Claims made under the VARA are particularly interesting. VARA provides for greater copyright protections to artists. However, it only covers “visual art”, defined under 17 USC § 101 as “a painting, drawing, print, or sculpture, existing in a single copy, in a limited edition of 200 copies or fewer . . . or a still photographic image produced for exhibition purposes only, existing in a single copy . . . or in a limited edition of 200 copies or fewer.” VARA gives the author of these works certain exclusive rights even once the author has transferred his property interest in the piece. These rights include the § 106A (a) right of attribution (the right to have author’s name credited with his work and the right to not have the author’s name associated with a work he did not create) and the § 106A (a) right of integrity (the author’s right to prevent distortion, mutilation or other modification of a visual work that would prejudice the author’s reputation and the right to prevent any intentional or grossly negligent destruction of a work of recognized stature).[iii]
An important distinction to note is the difference between works made for hire which are not protected under VARA and works created by independent contractors which are afforded protection under VARA. (See Carter v. Helmsley-Spear, 71 F.3d 77 (2d. Cir. 1995) (holding that a multifactor balancing test is necessary to determine whether a work is a work for hire or independently contracted)). In Carter, the 2nd Circuit looked to “the right to control the manner and means of production; requisite skill; provision of employee benefits; tax treatment of the hired party; [and] whether the hired party may be assigned additional projects.”[iv] Here, from looking at the complaint, it appears that Marrow’s artistic freedom was not constrained in any way, a factor that militates towards categorizing the piece as independently contracted. Marrow was an artist with great skill, suggesting the work is independently contracted. Nothing in the complaint speaks to any employee benefits or Marrow’s tax treatment. There is nothing in the complaint to suggest that this was anything more than a singular piece executed at the suggestion of LaPlace and funded by him, furthermore LaPlaca did not intend to hold onto the rights of the statue (any interest LaPlaca had was expressly assigned to Marrow pursuant to the 1988 written agreement). Therefore it is likely that the work is independently contracted and entitled to VARA protection.
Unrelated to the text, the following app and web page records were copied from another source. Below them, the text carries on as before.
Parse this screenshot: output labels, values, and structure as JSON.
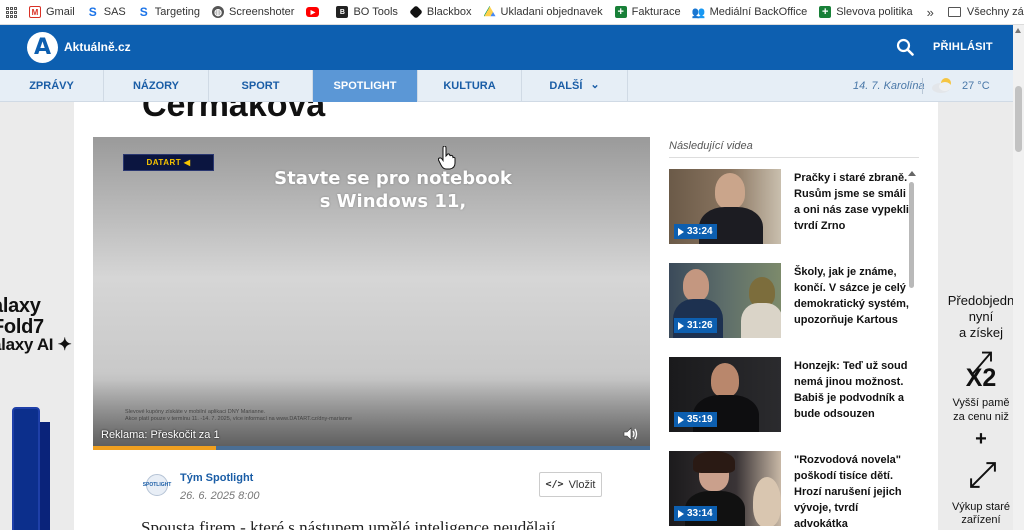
{
  "bookmarks": {
    "items": [
      {
        "label": "Gmail",
        "icon": "gmail-icon",
        "color": "#d93025"
      },
      {
        "label": "SAS",
        "icon": "s-icon",
        "color": "#1a73e8"
      },
      {
        "label": "Targeting",
        "icon": "s-icon",
        "color": "#1a73e8"
      },
      {
        "label": "Screenshoter",
        "icon": "globe-icon",
        "color": "#555555"
      },
      {
        "label": "",
        "icon": "youtube-icon",
        "color": "#ff0000"
      },
      {
        "label": "BO Tools",
        "icon": "bo-icon",
        "color": "#222222"
      },
      {
        "label": "Blackbox",
        "icon": "cube-icon",
        "color": "#111111"
      },
      {
        "label": "Ukladani objednavek",
        "icon": "drive-icon",
        "color": "#1fa463"
      },
      {
        "label": "Fakturace",
        "icon": "sheets-plus-icon",
        "color": "#188038"
      },
      {
        "label": "Mediální BackOffice",
        "icon": "people-icon",
        "color": "#4a6fb3"
      },
      {
        "label": "Slevova politika",
        "icon": "sheets-plus-icon",
        "color": "#188038"
      }
    ],
    "more": "»",
    "folder": "Všechny záložky"
  },
  "header": {
    "logo_letter": "A",
    "logo_text": "Aktuálně.cz",
    "login": "PŘIHLÁSIT",
    "brand_color": "#0d5fb0"
  },
  "nav": {
    "tabs": [
      {
        "label": "ZPRÁVY",
        "active": false
      },
      {
        "label": "NÁZORY",
        "active": false
      },
      {
        "label": "SPORT",
        "active": false
      },
      {
        "label": "SPOTLIGHT",
        "active": true
      },
      {
        "label": "KULTURA",
        "active": false
      },
      {
        "label": "DALŠÍ",
        "active": false
      }
    ],
    "more_chevron": "⌄",
    "date_name": "14. 7. Karolína",
    "temperature": "27 °C"
  },
  "article": {
    "title_fragment": "Čermáková",
    "author": "Tým Spotlight",
    "author_avatar_text": "SPOTLIGHT",
    "date": "26. 6. 2025 8:00",
    "embed_label": "Vložit",
    "lead": "Spousta firem - které s nástupem umělé inteligence neudělají"
  },
  "video": {
    "brand": "DATART ◀",
    "ad_line1": "Stavte se pro notebook",
    "ad_line2": "s Windows 11,",
    "small_print1": "Slevové kupóny získáte v mobilní aplikaci DNY Marianne.",
    "small_print2": "Akce platí pouze v termínu 11. -14. 7. 2025, více informací na www.DATART.cz/dny-marianne",
    "skip_label": "Reklama: Přeskočit za 1",
    "progress": 0.22
  },
  "sidebar": {
    "heading": "Následující videa",
    "videos": [
      {
        "title": "Pračky i staré zbraně. Rusům jsme se smáli a oni nás zase vypekli, tvrdí Zrno",
        "duration": "33:24"
      },
      {
        "title": "Školy, jak je známe, končí. V sázce je celý demokratický systém, upozorňuje Kartous",
        "duration": "31:26"
      },
      {
        "title": "Honzejk: Teď už soud nemá jinou možnost. Babiš je podvodník a bude odsouzen",
        "duration": "35:19"
      },
      {
        "title": "\"Rozvodová novela\" poškodí tisíce dětí. Hrozí narušení jejich vývoje, tvrdí advokátka",
        "duration": "33:14"
      }
    ]
  },
  "ads": {
    "left": [
      "alaxy",
      "Fold7",
      "alaxy AI ✦"
    ],
    "right": {
      "line1": "Předobjedn",
      "line2": "nyní",
      "line3": "a získej",
      "big": "X2",
      "line4": "Vyšší pamě",
      "line5": "za cenu niž",
      "plus": "+",
      "line6": "Výkup staré",
      "line7": "zařízení"
    }
  }
}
As for the Javits Center abandonment defense, even if the Marrow is deemed to have “abandoned” the sculpture, he is still entitled to protection under VARA (unless he expressly waived it). The question in this case will hinge on the Marrow’s right of integrity. Since it is unclear from the complaint what exactly happened to the sculpture, evidence will need to come out at trial that shows the defendant destroyed or otherwise mutilated the work in a way that prejudiced his reputation. A note from the legal counsel for the Javits Center dated September 6, 2013, included in the complaint, states without much detail that the Javits Center “had no choice but to dispose of [the sculpture]”. If this is the case, Marrow is likely to succeed on his VARA claim. On the other hand, there seems to be little question of whether or not the statue is a work of “recognized stature”, which requires determining whether the artist is, among many other factors, well-known, highly acclaimed by experts in the field, and possess artistic merit. Better known as Phase 2, Marrow is a founding father of the graffiti movement, and therefore is likely to posses the necessary attributes to prevail in his suit.
[i] Complaint: Lonny Marrow v. Jacob Javits Center, et al. (S.D.N.Y. 2013) (No. 13 Civ. 7902).
[ii] Id., 17 U.S.C. 106A.
[iii] 17 U.S.C. 106A.
[iv] Carter v. Helmsley-Spear, 71 F.3d 77, 86 (2d Cir. 1995) (quoting Aymes v. Bonelli, 980 F.2d 857, 861 (2d Cir. 1992)).